Instructions for the task
Only the text of the records below belongs in the answer, copied exactly, with pictures omitted.

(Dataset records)
==========

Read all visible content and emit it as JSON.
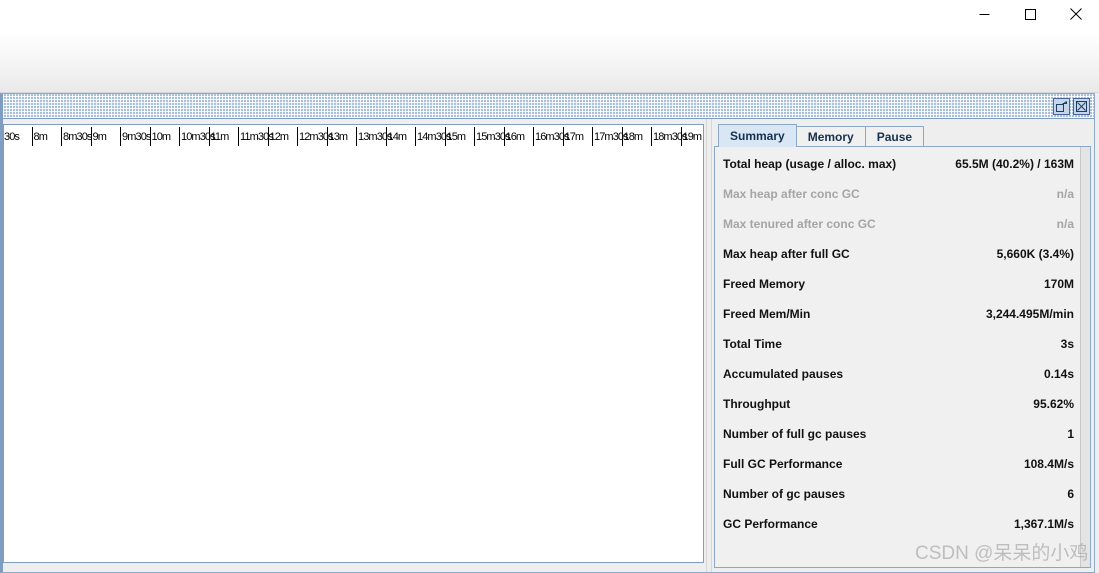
{
  "window": {
    "controls": {
      "minimize_label": "Minimize",
      "maximize_label": "Maximize",
      "close_label": "Close"
    }
  },
  "internal_frame": {
    "title": "",
    "restore_label": "Restore",
    "close_label": "Close"
  },
  "chart": {
    "x_axis_ticks": [
      "30s",
      "8m",
      "8m30s",
      "9m",
      "9m30s",
      "10m",
      "10m30s",
      "11m",
      "11m30s",
      "12m",
      "12m30s",
      "13m",
      "13m30s",
      "14m",
      "14m30s",
      "15m",
      "15m30s",
      "16m",
      "16m30s",
      "17m",
      "17m30s",
      "18m",
      "18m30s",
      "19m"
    ]
  },
  "model_panel": {
    "tabs": [
      {
        "label": "Summary",
        "selected": true
      },
      {
        "label": "Memory",
        "selected": false
      },
      {
        "label": "Pause",
        "selected": false
      }
    ],
    "summary_rows": [
      {
        "name": "Total heap (usage / alloc. max)",
        "value": "65.5M (40.2%) / 163M",
        "disabled": false
      },
      {
        "name": "Max heap after conc GC",
        "value": "n/a",
        "disabled": true
      },
      {
        "name": "Max tenured after conc GC",
        "value": "n/a",
        "disabled": true
      },
      {
        "name": "Max heap after full GC",
        "value": "5,660K (3.4%)",
        "disabled": false
      },
      {
        "name": "Freed Memory",
        "value": "170M",
        "disabled": false
      },
      {
        "name": "Freed Mem/Min",
        "value": "3,244.495M/min",
        "disabled": false
      },
      {
        "name": "Total Time",
        "value": "3s",
        "disabled": false
      },
      {
        "name": "Accumulated pauses",
        "value": "0.14s",
        "disabled": false
      },
      {
        "name": "Throughput",
        "value": "95.62%",
        "disabled": false
      },
      {
        "name": "Number of full gc pauses",
        "value": "1",
        "disabled": false
      },
      {
        "name": "Full GC Performance",
        "value": "108.4M/s",
        "disabled": false
      },
      {
        "name": "Number of gc pauses",
        "value": "6",
        "disabled": false
      },
      {
        "name": "GC Performance",
        "value": "1,367.1M/s",
        "disabled": false
      }
    ]
  },
  "watermark": {
    "text": "CSDN @呆呆的小鸡"
  },
  "colors": {
    "frame_border": "#8fa9c9",
    "titlebar": "#a9c0dd",
    "tab_selected": "#d9e7f5",
    "panel_bg": "#f0f0f0",
    "disabled_text": "#a5a5a5"
  }
}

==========

Answer area
Read all visible content and emit it as JSON.
{
  "window": {
    "controls": {
      "minimize_label": "Minimize",
      "maximize_label": "Maximize",
      "close_label": "Close"
    }
  },
  "internal_frame": {
    "title": "",
    "restore_label": "Restore",
    "close_label": "Close"
  },
  "chart": {
    "x_axis_ticks": [
      "30s",
      "8m",
      "8m30s",
      "9m",
      "9m30s",
      "10m",
      "10m30s",
      "11m",
      "11m30s",
      "12m",
      "12m30s",
      "13m",
      "13m30s",
      "14m",
      "14m30s",
      "15m",
      "15m30s",
      "16m",
      "16m30s",
      "17m",
      "17m30s",
      "18m",
      "18m30s",
      "19m"
    ]
  },
  "model_panel": {
    "tabs": [
      {
        "label": "Summary",
        "selected": true
      },
      {
        "label": "Memory",
        "selected": false
      },
      {
        "label": "Pause",
        "selected": false
      }
    ],
    "summary_rows": [
      {
        "name": "Total heap (usage / alloc. max)",
        "value": "65.5M (40.2%) / 163M",
        "disabled": false
      },
      {
        "name": "Max heap after conc GC",
        "value": "n/a",
        "disabled": true
      },
      {
        "name": "Max tenured after conc GC",
        "value": "n/a",
        "disabled": true
      },
      {
        "name": "Max heap after full GC",
        "value": "5,660K (3.4%)",
        "disabled": false
      },
      {
        "name": "Freed Memory",
        "value": "170M",
        "disabled": false
      },
      {
        "name": "Freed Mem/Min",
        "value": "3,244.495M/min",
        "disabled": false
      },
      {
        "name": "Total Time",
        "value": "3s",
        "disabled": false
      },
      {
        "name": "Accumulated pauses",
        "value": "0.14s",
        "disabled": false
      },
      {
        "name": "Throughput",
        "value": "95.62%",
        "disabled": false
      },
      {
        "name": "Number of full gc pauses",
        "value": "1",
        "disabled": false
      },
      {
        "name": "Full GC Performance",
        "value": "108.4M/s",
        "disabled": false
      },
      {
        "name": "Number of gc pauses",
        "value": "6",
        "disabled": false
      },
      {
        "name": "GC Performance",
        "value": "1,367.1M/s",
        "disabled": false
      }
    ]
  },
  "watermark": {
    "text": "CSDN @呆呆的小鸡"
  },
  "colors": {
    "frame_border": "#8fa9c9",
    "titlebar": "#a9c0dd",
    "tab_selected": "#d9e7f5",
    "panel_bg": "#f0f0f0",
    "disabled_text": "#a5a5a5"
  }
}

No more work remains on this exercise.